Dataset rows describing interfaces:
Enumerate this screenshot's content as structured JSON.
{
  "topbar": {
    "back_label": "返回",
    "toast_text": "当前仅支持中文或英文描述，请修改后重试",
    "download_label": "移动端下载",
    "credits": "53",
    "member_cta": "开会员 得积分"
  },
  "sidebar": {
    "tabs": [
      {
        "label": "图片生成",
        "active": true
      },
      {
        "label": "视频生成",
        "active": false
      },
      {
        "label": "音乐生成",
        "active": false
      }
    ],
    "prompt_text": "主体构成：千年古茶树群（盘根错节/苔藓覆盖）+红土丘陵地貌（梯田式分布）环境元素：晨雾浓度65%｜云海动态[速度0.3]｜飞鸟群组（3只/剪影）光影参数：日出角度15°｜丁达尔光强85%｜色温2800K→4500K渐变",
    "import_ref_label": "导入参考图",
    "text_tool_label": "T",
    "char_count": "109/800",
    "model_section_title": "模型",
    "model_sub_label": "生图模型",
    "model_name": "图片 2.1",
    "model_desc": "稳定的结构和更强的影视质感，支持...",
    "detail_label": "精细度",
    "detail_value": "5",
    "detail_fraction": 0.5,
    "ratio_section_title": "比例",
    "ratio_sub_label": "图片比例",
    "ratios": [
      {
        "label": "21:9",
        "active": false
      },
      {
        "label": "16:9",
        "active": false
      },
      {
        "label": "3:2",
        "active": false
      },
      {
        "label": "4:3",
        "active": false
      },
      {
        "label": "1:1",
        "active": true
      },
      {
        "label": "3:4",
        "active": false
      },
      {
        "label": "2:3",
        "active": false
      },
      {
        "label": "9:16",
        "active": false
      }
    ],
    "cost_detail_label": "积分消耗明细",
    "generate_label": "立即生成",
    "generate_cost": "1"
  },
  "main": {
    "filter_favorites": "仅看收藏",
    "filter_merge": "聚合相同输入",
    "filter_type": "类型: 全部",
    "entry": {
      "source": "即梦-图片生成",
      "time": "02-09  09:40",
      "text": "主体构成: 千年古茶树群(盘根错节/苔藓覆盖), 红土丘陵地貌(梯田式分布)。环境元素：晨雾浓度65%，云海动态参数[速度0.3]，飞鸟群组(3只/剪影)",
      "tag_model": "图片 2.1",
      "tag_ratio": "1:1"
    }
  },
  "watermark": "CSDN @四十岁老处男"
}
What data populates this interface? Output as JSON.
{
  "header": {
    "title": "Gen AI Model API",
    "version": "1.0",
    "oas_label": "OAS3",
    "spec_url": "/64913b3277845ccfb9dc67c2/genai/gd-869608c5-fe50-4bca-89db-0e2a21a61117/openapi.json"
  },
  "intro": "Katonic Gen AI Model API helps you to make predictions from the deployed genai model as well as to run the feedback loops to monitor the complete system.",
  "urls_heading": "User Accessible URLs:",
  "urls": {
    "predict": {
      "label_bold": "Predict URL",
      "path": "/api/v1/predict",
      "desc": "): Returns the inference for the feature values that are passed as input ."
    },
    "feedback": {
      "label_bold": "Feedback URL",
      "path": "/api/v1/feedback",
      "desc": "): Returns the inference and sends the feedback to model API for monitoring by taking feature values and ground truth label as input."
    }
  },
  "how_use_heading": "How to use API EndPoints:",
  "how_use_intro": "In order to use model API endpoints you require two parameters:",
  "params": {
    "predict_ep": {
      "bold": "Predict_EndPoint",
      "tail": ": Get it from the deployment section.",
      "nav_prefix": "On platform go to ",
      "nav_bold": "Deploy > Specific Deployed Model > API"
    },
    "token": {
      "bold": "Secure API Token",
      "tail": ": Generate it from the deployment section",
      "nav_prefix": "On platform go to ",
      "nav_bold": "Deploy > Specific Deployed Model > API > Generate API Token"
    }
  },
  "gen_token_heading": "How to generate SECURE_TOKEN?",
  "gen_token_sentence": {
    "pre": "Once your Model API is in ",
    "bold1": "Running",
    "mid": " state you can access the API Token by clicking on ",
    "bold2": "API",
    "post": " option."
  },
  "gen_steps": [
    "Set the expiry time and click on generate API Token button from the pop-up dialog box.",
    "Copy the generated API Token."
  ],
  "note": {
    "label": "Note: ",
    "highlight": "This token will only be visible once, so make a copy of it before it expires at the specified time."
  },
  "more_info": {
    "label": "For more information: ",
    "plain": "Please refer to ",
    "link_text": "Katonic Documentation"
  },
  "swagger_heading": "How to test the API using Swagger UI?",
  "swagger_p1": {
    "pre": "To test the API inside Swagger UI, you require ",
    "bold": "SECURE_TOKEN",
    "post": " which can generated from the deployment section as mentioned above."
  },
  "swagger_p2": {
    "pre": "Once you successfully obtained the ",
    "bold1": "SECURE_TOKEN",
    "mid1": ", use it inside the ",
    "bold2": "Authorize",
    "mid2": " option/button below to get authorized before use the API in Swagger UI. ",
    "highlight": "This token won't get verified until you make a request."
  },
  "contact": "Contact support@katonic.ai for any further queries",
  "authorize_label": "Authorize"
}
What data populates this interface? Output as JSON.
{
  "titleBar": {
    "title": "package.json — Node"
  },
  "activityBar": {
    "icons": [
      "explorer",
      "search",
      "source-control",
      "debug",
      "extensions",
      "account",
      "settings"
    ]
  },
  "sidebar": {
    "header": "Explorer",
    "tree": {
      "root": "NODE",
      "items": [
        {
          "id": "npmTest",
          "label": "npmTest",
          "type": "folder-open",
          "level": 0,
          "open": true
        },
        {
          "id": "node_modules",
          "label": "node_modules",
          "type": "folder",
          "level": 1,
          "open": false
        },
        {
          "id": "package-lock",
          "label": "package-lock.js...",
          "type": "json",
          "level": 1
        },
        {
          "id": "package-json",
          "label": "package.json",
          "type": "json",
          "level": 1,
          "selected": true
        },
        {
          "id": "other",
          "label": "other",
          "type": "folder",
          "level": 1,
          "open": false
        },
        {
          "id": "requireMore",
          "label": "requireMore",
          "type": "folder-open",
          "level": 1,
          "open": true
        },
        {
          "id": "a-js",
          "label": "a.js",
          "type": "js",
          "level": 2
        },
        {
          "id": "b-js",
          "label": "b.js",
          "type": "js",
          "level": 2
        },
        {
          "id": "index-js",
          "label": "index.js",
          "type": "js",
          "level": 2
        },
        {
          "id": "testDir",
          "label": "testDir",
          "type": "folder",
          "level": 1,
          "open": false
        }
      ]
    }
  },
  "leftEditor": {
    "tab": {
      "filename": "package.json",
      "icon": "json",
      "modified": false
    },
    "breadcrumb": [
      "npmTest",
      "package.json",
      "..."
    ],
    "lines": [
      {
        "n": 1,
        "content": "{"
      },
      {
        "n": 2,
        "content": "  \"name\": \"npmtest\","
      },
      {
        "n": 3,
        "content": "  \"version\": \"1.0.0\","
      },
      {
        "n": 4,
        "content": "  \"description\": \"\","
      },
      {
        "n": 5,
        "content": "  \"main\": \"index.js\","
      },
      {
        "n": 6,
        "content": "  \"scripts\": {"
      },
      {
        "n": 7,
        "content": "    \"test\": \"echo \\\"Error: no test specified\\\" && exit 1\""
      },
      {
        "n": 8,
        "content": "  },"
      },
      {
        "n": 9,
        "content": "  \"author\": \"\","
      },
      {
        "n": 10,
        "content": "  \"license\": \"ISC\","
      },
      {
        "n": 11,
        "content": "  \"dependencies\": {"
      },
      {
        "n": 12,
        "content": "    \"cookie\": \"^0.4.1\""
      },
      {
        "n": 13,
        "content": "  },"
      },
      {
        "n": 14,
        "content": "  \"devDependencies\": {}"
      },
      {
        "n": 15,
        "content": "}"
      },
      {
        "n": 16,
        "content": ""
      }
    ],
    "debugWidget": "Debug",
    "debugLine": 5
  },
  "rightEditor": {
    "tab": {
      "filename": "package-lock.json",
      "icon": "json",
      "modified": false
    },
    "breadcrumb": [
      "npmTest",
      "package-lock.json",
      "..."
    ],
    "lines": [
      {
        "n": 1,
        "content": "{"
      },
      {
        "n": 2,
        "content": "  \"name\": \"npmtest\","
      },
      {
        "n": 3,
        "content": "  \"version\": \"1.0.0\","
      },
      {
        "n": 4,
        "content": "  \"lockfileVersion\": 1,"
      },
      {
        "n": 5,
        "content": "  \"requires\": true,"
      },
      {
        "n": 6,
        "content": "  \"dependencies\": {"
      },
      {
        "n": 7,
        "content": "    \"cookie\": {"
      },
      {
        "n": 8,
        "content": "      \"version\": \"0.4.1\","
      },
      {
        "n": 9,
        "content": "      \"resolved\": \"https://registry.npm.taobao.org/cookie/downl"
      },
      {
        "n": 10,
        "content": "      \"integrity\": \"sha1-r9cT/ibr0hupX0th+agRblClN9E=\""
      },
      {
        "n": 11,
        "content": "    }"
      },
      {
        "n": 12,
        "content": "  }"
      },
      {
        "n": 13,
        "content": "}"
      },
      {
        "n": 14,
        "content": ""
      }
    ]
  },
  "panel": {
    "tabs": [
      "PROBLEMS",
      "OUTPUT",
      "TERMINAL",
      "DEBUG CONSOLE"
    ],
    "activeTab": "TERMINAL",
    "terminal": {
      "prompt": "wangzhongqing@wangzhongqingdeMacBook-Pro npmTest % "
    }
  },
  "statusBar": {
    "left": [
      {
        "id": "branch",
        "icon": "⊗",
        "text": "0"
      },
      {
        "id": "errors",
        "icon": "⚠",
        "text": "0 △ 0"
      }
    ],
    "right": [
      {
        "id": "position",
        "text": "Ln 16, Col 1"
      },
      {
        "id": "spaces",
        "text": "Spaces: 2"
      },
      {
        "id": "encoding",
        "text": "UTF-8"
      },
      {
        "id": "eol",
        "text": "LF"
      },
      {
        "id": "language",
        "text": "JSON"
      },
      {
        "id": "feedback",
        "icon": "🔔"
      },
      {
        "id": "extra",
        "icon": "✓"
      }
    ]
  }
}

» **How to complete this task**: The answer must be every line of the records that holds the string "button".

» **Result**:
    "Set the expiry time and click on generate API Token button from the pop-up dialog box.",
    "mid2": " option/button below to get authorized before use the API in Swagger UI. ",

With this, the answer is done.